The Fred Hutchinson Cancer Research Center has made available an online HCT-CI calculator.
Disease stage, previous treatments (chemotherapy/radiation), infectious disease, and transfusion history can also have a significant impact on HCT outcomes. Research shows that early referral is an important step that can affect survival.
Three hematopoietic cell sources are used in HCT: bone marrow, peripheral blood stem cells (PBSC), and umbilical cord blood. Each source in an allogeneic transplant can come from a related or unrelated donor or cord blood unit. Most autologous transplants use PBSC for ease of collection of the cells and a more rapid hematopoietic recovery.
Recent outcome studies have demonstrated that related and unrelated donor transplant outcomes are comparable in many patient populations. Therefore, lack of a related donor should not preclude referral for a transplant consultation. 
Currently, the chance of having a matched, available donor on the Be The Match Registry®, ranges from 29-79% depending on patient ethnic background. Because appropriate planning and early donor identification are critical for optimal outcomes, early referral for a transplant consultation is appropriate, even for patients who ultimately may never need HCT.
Other (Non-Clinical) Factors
A psychosocial evaluation is important to assessing a patient's ability to undergo a transplant. The primary goal of the assessment is to manage any psychosocial issues that would interfere with the transplant procedure and the recovery phase. [1-3]
Due to the often lengthy recovery period, most transplant centers require a caregiver to advocate for the patient and to be available to assist the patient during and after transplant.
Transplant Center-Specific Requirements
Transplant centers in our Network each have criteria for the kinds of transplants performed, and diseases and ages treated. Access individual U.S. transplant center information and outcomes.
- Blume KG, Krance RA. The evaluation and counseling of candidates for hematopoietic cell transplantation. In: Appelbaum FR, Thomas ED, eds. Thomas' Hematopoietic Cell Transplantation. 4th ed. Hoboken, NJ: Wiley-Blackwell; 2009: 445-460.
- Scott BL, Sandmaier BM. The evaluation and counseling of candidates for hematopoietic cell transplantation. In: Forman SJ, Negrin RS, Antin JH, Appelbaum FR, eds. Thomas' Hematopoietic Cell Transplantation. 5th ed. Hoboken, NJ: Wiley-Blackwell; 2016: Chapter 29. Access
- Fedele R, Salooja N, Martino M. Recommended screening and preventive evaluation practices of adult candidates for hematopoietic stem cell transplantation.

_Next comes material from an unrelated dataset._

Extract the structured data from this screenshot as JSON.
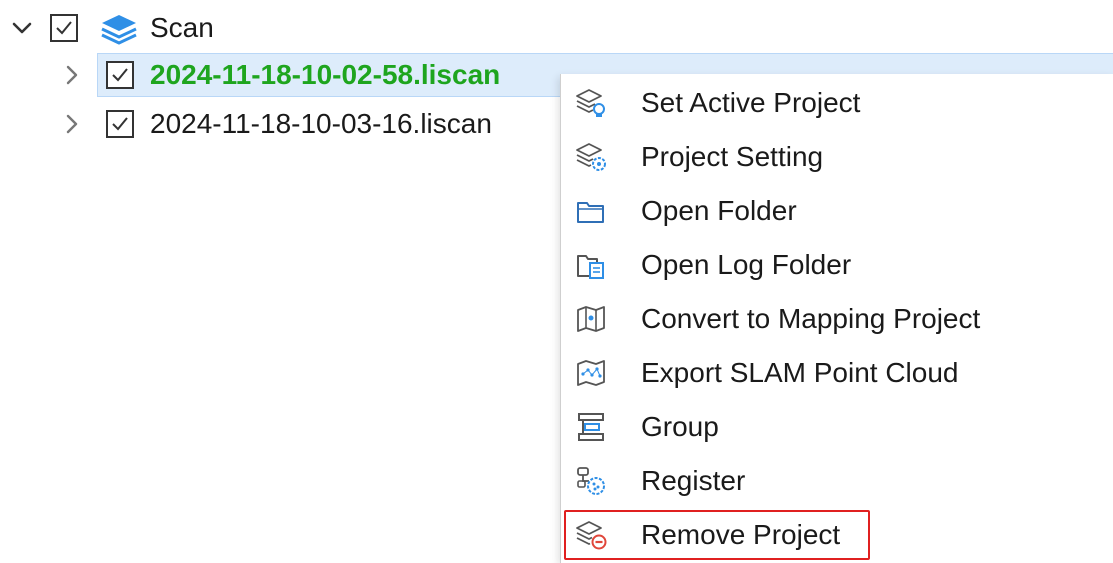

Expert Opin Biol Ther. 2016; 16(11): 1361-1372. Access
- Sorror ML, Storb RF, Sandmaier BM, et al. Comorbidity-age index: a clinical measure of biologic age before allogeneic hematopoietic cell transplantation. J Clin Oncol. 2014; 32(29): 3249-3256. Access
- Rashidi A, Ebadi E, Colditz GA, DiPersio JF. Outcomes of allogeneic stem cell transplantation in elderly patients with acute myeloid leukemia: A systematic review and meta-analysis. Biol Blood Marrow Transplant. 2016; 22(4): 651-657. Access
- Abel GA, Klepin HD. Frailty and the management of hematologic malignancies. Blood. 2018; 131(5): 515-524. Access
- Sorror ML. How I assess comorbidities before hematopoietic cell transplantation. Blood. 2013; 121(15): 2854-2863. Access
- Sorror ML, Maris MB, Storb R, et al. Hematopoietic cell transplantation (HCT)-specific comorbidity index: A new tool for risk assessment before allogeneic HCT. Blood. 2005; 106(8): 2912-2919. Access
- McClune BL, Weisdorf DJ, Pedersen TL, et al. Effect of age on outcome of reduced-intensity hematopoietic cell transplantation for older patients with acute myeloid leukemia in first complete remission or with myelodysplastic syndrome. J Clin Oncol. 2010; 28(11): 1878-1887. Access
- Saber W, Opie S, Rizzo JD, et al. Outcomes after matched unrelated donor versus identical sibling hematopoietic cell transplantation in adults with acute myelogenous leukemia. Blood. 2012; 119(17): 3908-3916. Access